Economic and Health Benefits of Walking, Hiking, and Bicycling on Recreational Trails in Washington State
These two companion studies look at the economic, environmental, social, and health benefits of trails.
Trail Use Happens Statewide
Every county in Washington State benefits from walkers, runners, bikers, and backpackers using our beautiful trail systems. Ninety percent of Washington residents participate in non-motorized recreation annually.
Economic Benefits of Trails by County
Trail-based activities offer many health benefits including improved cholesterol levels and protection against chronic diseases like cardiovascular disease, diabetes, and obesity.
Outdoor exercise also can improve mood, restore attention, and decrease anger, depression, and stress. This is critical because Washington reports higher levels of adults suffering from some form of depression or mental illness and children reporting more major depressive episodes each year than the national average.
Children may particularly benefit from physical activity in nature because it is more conducive to social play, emotional development, and improved cognitive function than indoor activity.
If that weren’t enough, trails offer environmental benefits too. Trails have a lasting impact by preserving natural spaces from other uses like deforestation and development, and by protecting ecological systems vital to the health of Washington’s wild places that make this state such an amazing place to live and work. Trails typically provide protected corridors of natural space that are invaluable resources for environmental benefits like carbon sequestration, air filtration, and wildlife habitat.
- Encourage Development of New Trails and Improve Quality of Existing Trails
Build new trails and trailheads in areas where there is high use of other trails or a scarcity of trails. Maintain and improve the quality of trails to improve the experience of the user and therefore be a source of high value and benefits.
- Develop Standard Permitting Requirements Statewide
Requirements for building trails varies across the state. A statewide permitting process and set of clear trail language definitions would make it easier to build new trails.
- Conduct Comprehensive Planning for Trails
Long-term, statewide trail planning, similar to what is done for roads, could help address congestion and areas of future population growth to maximize the future benefits of trails.
- Encourage Development of Trails that Promote Multi-Day Trips
Money spent on overnight trips is significantly higher than on day trips. Therefore connecting existing trails and allowing for more camping would increase the economic benefits to local communities.
- Encourage Visitation by Adding New and Improving Existing Amenities
Amenities like maps, bathrooms, ample parking, water fountains, and views improve the quality of trails and in turn increase visitation. A plan to address scarcity of amenities is needed.
- Use Trails as a Health Intervention Strategy
Increased access to trails for populations vulnerable to health issues could have a major impact on overall health and could include public transportation to trails and subsidizing trail fees.
- Improve Data Collection of Trail Usage and Create Consistency
Participant use and economic benefit analysis is limited by the quantity and quality of data available. Therefore increasing survey samples and improving existing surveys is recommended.
The Legislature approved funding for this project in the 2018 supplemental operating budget. The two reports were developed by ECONorthwest and the University of Washington.

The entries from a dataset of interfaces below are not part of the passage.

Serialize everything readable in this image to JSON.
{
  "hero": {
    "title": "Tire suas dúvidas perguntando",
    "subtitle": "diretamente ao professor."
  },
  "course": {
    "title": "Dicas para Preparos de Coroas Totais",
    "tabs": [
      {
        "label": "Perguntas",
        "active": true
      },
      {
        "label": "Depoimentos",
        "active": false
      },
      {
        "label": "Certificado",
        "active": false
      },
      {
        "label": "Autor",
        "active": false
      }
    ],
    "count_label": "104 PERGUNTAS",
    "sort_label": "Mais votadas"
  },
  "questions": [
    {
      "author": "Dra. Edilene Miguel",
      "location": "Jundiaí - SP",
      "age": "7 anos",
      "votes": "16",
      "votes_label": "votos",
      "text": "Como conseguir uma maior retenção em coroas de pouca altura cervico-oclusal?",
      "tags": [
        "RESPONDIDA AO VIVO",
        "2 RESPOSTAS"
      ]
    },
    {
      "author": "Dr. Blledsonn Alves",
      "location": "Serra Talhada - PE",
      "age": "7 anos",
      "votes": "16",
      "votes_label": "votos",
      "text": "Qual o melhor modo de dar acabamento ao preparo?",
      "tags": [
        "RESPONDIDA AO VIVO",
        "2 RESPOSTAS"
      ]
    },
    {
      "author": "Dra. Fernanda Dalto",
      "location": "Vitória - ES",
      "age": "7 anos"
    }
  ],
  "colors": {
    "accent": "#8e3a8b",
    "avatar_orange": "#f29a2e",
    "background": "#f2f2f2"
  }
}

The economic and health savings data was calculated using a combination of survey, on-site counts, economic models and third-party research. While there have been several studies that assess trail use in Washington, this is one of the first, substantial undertakings to better understanding the economic, health savings, and environmental benefits of trails.